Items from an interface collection
#####

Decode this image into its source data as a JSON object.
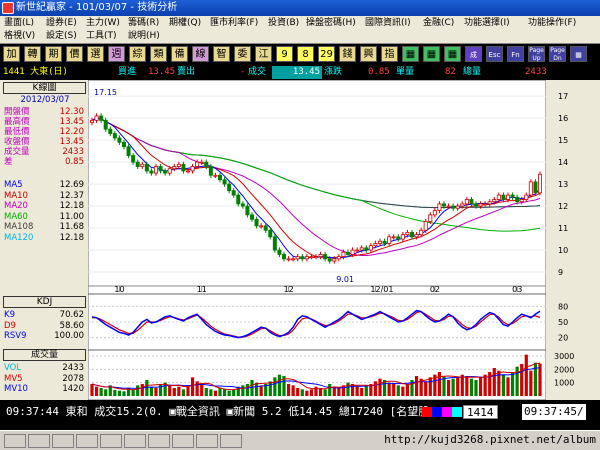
{
  "window": {
    "title": "新世紀贏家 - 101/03/07 - 技術分析"
  },
  "menu": {
    "row1": [
      "畫面(L)",
      "證券(E)",
      "主力(W)",
      "籌碼(R)",
      "期權(Q)",
      "匯市利率(F)",
      "投資(B)",
      "操盤密碼(H)",
      "國際資訊(I)",
      "金融(C)",
      "功能選擇(I)",
      "功能操作(F)"
    ],
    "row2": [
      "格視(V)",
      "設定(S)",
      "工具(T)",
      "說明(H)"
    ]
  },
  "toolbar": {
    "buttons": [
      "加",
      "轉",
      "期",
      "價",
      "選",
      "週",
      "綜",
      "類",
      "備",
      "線",
      "智",
      "委",
      "江",
      "9",
      "8",
      "29",
      "錢",
      "興",
      "指",
      "▦",
      "▦",
      "▦",
      "成",
      "Esc",
      "Fn",
      "Page Up",
      "Page Dn",
      "▦"
    ],
    "colors": [
      "#e8d890",
      "#e8d890",
      "#e8d890",
      "#e8d890",
      "#e8d890",
      "#d49ad8",
      "#e8d890",
      "#e8d890",
      "#e8d890",
      "#d49ad8",
      "#e8d890",
      "#e8d890",
      "#e8d890",
      "#ffff60",
      "#ffff60",
      "#ffff60",
      "#e8d890",
      "#e8d890",
      "#e8d890",
      "#40c060",
      "#40c060",
      "#40c060",
      "#6040c0",
      "#4040a0",
      "#4040a0",
      "#4040a0",
      "#4040a0",
      "#4040a0"
    ]
  },
  "quote": {
    "stock": "1441 大東(日)",
    "bid_label": "買進",
    "bid_value": "13.45",
    "ask_label": "賣出",
    "dash": "-",
    "trade_label": "成交",
    "trade_value": "13.45",
    "change_label": "漲跌",
    "change_value": "0.85",
    "lot_label": "單量",
    "lot_value": "82",
    "total_label": "總量",
    "total_value": "2433"
  },
  "left_panel": {
    "kline_title": "K線圖",
    "date": "2012/03/07",
    "ohlc": [
      {
        "label": "開盤價",
        "value": "12.30"
      },
      {
        "label": "最高價",
        "value": "13.45"
      },
      {
        "label": "最低價",
        "value": "12.20"
      },
      {
        "label": "收盤價",
        "value": "13.45"
      },
      {
        "label": "成交量",
        "value": "2433"
      },
      {
        "label": "差",
        "value": "0.85"
      }
    ],
    "ma": [
      {
        "label": "MA5",
        "value": "12.69",
        "color": "#0000ff"
      },
      {
        "label": "MA10",
        "value": "12.37",
        "color": "#d00000"
      },
      {
        "label": "MA20",
        "value": "12.18",
        "color": "#c000c0"
      },
      {
        "label": "MA60",
        "value": "11.00",
        "color": "#00b000"
      },
      {
        "label": "MA108",
        "value": "11.68",
        "color": "#404040"
      },
      {
        "label": "MA120",
        "value": "12.18",
        "color": "#00b8e0"
      }
    ],
    "kdj_title": "KDJ",
    "kdj": [
      {
        "label": "K9",
        "value": "70.62",
        "color": "#0000ff"
      },
      {
        "label": "D9",
        "value": "58.60",
        "color": "#d00000"
      },
      {
        "label": "RSV9",
        "value": "100.00",
        "color": "#0000ff"
      }
    ],
    "vol_title": "成交量",
    "vol": [
      {
        "label": "VOL",
        "value": "2433",
        "color": "#00b8e0"
      },
      {
        "label": "MV5",
        "value": "2078",
        "color": "#d00000"
      },
      {
        "label": "MV10",
        "value": "1420",
        "color": "#0000ff"
      }
    ]
  },
  "chart_data": {
    "type": "line",
    "price_axis": {
      "ticks": [
        9,
        10,
        11,
        12,
        13,
        14,
        15,
        16,
        17
      ],
      "ylim": [
        8.5,
        17.6
      ]
    },
    "kdj_axis": {
      "ticks": [
        20,
        50,
        80
      ],
      "ylim": [
        0,
        100
      ]
    },
    "vol_axis": {
      "ticks": [
        1000,
        2000,
        3000
      ],
      "ylim": [
        0,
        3300
      ]
    },
    "x_labels": [
      {
        "label": "10",
        "i": 6
      },
      {
        "label": "11",
        "i": 24
      },
      {
        "label": "12",
        "i": 43
      },
      {
        "label": "12/01",
        "i": 62
      },
      {
        "label": "02",
        "i": 75
      },
      {
        "label": "03",
        "i": 93
      }
    ],
    "annotations": [
      {
        "text": "17.15",
        "i": 0,
        "y": 17.15
      },
      {
        "text": "9.01",
        "i": 53,
        "y": 9.01
      }
    ],
    "n": 99,
    "close": [
      15.9,
      16.1,
      15.9,
      15.5,
      15.3,
      15.1,
      14.9,
      14.7,
      14.3,
      14.0,
      13.8,
      13.9,
      13.6,
      13.5,
      13.8,
      13.6,
      13.5,
      13.7,
      13.8,
      13.9,
      13.6,
      13.6,
      13.8,
      14.0,
      14.0,
      13.8,
      13.4,
      13.4,
      13.2,
      13.0,
      12.7,
      12.5,
      12.1,
      12.0,
      11.6,
      11.4,
      11.1,
      11.1,
      10.9,
      10.6,
      10.0,
      9.8,
      9.6,
      9.6,
      9.6,
      9.7,
      9.6,
      9.7,
      9.7,
      9.7,
      9.8,
      9.6,
      9.5,
      9.6,
      9.7,
      9.9,
      9.8,
      10.0,
      10.0,
      10.1,
      10.0,
      10.2,
      10.3,
      10.4,
      10.3,
      10.6,
      10.6,
      10.5,
      10.7,
      10.8,
      10.6,
      10.7,
      10.9,
      11.3,
      11.6,
      11.8,
      12.1,
      12.0,
      12.0,
      11.9,
      12.0,
      12.1,
      12.3,
      12.1,
      12.0,
      12.1,
      12.1,
      12.2,
      12.3,
      12.5,
      12.3,
      12.5,
      12.4,
      12.2,
      12.3,
      12.5,
      13.1,
      12.6,
      13.45
    ],
    "kdj_k": [
      60,
      58,
      52,
      45,
      40,
      35,
      30,
      28,
      25,
      30,
      40,
      50,
      55,
      48,
      50,
      55,
      60,
      62,
      58,
      55,
      52,
      58,
      62,
      65,
      55,
      45,
      38,
      32,
      28,
      25,
      24,
      22,
      20,
      22,
      25,
      30,
      35,
      40,
      38,
      30,
      25,
      22,
      25,
      30,
      40,
      55,
      62,
      60,
      55,
      50,
      45,
      40,
      45,
      50,
      55,
      62,
      70,
      65,
      60,
      55,
      58,
      62,
      65,
      70,
      65,
      60,
      55,
      50,
      52,
      58,
      65,
      72,
      70,
      62,
      55,
      50,
      52,
      58,
      65,
      60,
      48,
      40,
      35,
      38,
      45,
      55,
      62,
      68,
      65,
      55,
      45,
      42,
      50,
      58,
      65,
      62,
      58,
      65,
      70.62
    ],
    "kdj_d": [
      58,
      58,
      55,
      50,
      45,
      40,
      35,
      32,
      28,
      28,
      34,
      42,
      50,
      50,
      50,
      53,
      57,
      60,
      59,
      56,
      54,
      56,
      60,
      63,
      58,
      50,
      42,
      36,
      31,
      27,
      25,
      23,
      21,
      21,
      23,
      27,
      32,
      37,
      38,
      33,
      28,
      24,
      24,
      27,
      34,
      46,
      56,
      58,
      56,
      52,
      47,
      43,
      44,
      47,
      52,
      58,
      65,
      65,
      62,
      58,
      58,
      60,
      63,
      67,
      66,
      62,
      58,
      53,
      52,
      55,
      61,
      68,
      70,
      65,
      59,
      53,
      52,
      55,
      61,
      61,
      53,
      45,
      39,
      38,
      42,
      50,
      57,
      64,
      65,
      59,
      50,
      45,
      47,
      53,
      60,
      62,
      60,
      62,
      58.6
    ],
    "volume": [
      900,
      700,
      600,
      500,
      800,
      450,
      400,
      350,
      600,
      500,
      800,
      900,
      1200,
      700,
      600,
      900,
      1000,
      800,
      600,
      700,
      500,
      800,
      1400,
      1100,
      900,
      600,
      500,
      400,
      600,
      500,
      400,
      500,
      700,
      800,
      900,
      1200,
      1000,
      800,
      900,
      1100,
      1400,
      1600,
      1500,
      900,
      800,
      600,
      500,
      400,
      500,
      700,
      600,
      500,
      900,
      700,
      600,
      800,
      1000,
      900,
      700,
      600,
      800,
      900,
      1100,
      1300,
      1200,
      1000,
      900,
      800,
      700,
      900,
      1200,
      1500,
      1300,
      1100,
      1400,
      1600,
      1800,
      1500,
      1200,
      1300,
      1400,
      1600,
      1500,
      1300,
      1200,
      1400,
      1600,
      1800,
      2100,
      1900,
      1600,
      1400,
      1800,
      2200,
      2400,
      3100,
      1900,
      2500,
      2433
    ]
  },
  "status": {
    "text": "09:37:44 東和 成交15.2(0.  ▣戰全資訊 ▣新聞 5.2 低14.45 總17240 [名望股]",
    "code": "1414",
    "time": "09:37:45/"
  },
  "watermark": "http://kujd3268.pixnet.net/album"
}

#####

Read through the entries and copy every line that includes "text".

* Response area:
        "text": "17.15",
        "text": "9.01",
    "text": "09:37:44 東和 成交15.2(0.  ▣戰全資訊 ▣新聞 5.2 低14.45 總17240 [名望股]",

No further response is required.